BIRTHDAYS for Trevor Watson should be a cause for celebration.
But for the 89-year-old veteran, it only brings back traumatic memories of D-Day and when he was fighting for his life.
The Stubbington resident marked his 18th birthday on June 6, 1944 – the dawn of the assault.
Now, more than 70 years on from that battle, his heroism has been rewarded by the French government who presented him with their highest military honour – the Legion d’honneur.
Trevor’s son-in-law, Lietenant Commander David Wright said: ‘When the medal came through the post he just sounded as if he lost 20 years of his life; he was just over the moon.’
Trevor, of Mancroft Avenue, joined the navy in 1943, aged 17.
He became a signalman in the Royal Naval Patrol Service, and worked on minesweepers.
He was one of the first people to enter the Channel on the eve of D-Day. His ship was tasked with clearing a path through the minefields off the coast of Normandy.
Lt Cdr Wright – who himself is a mine clearance diving officer with the Royal Navy – added: ‘The commanding officer of his ship said to him: “If you survive today’s events you will no longer be a boy signalman, you will be a signal man”.’
During the invasion, Trevor’s ship narrowly avoided being torpedoed by a German U-Boat.
Trevor is just one of a number of veterans from Portsmouth to be being rewarded by the French.
According to campaign group Pompey Pals, there are about a dozen still living in the city who will receive the accolade.
Co-founder of the group, Chris Pennycock, has been helping to get the veterans their medals.
He said there had been a number of delays in receiving the awards, which he said was disappointing.
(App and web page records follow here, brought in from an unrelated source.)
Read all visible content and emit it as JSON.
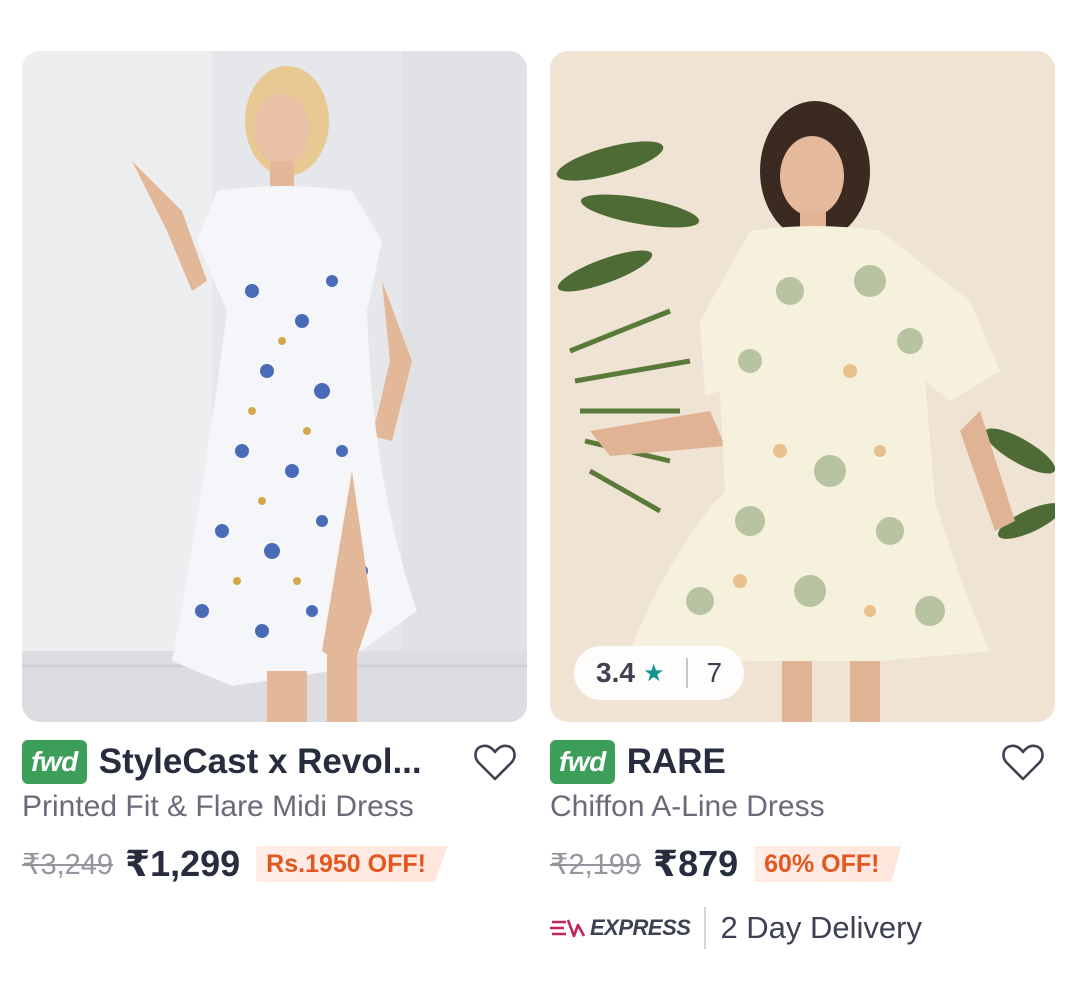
{
  "products": [
    {
      "badge": "fwd",
      "brand": "StyleCast x Revol...",
      "name": "Printed Fit & Flare Midi Dress",
      "mrp": "₹3,249",
      "price": "₹1,299",
      "discount": "Rs.1950 OFF!"
    },
    {
      "badge": "fwd",
      "brand": "RARE",
      "name": "Chiffon A-Line Dress",
      "mrp": "₹2,199",
      "price": "₹879",
      "discount": "60% OFF!",
      "rating": "3.4",
      "rating_star": "★",
      "rating_count": "7",
      "express_label": "EXPRESS",
      "delivery": "2 Day Delivery"
    }
  ],
  "colors": {
    "fwd_green": "#3d9e5a",
    "discount_orange": "#e2571f",
    "express_pink": "#c1255a",
    "rating_teal": "#14958f"
  }
}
However, Chris added he was keen to help other D-Day veterans in collecting their awards.
Those who need Chris’ assistance can call him on 07982 402229.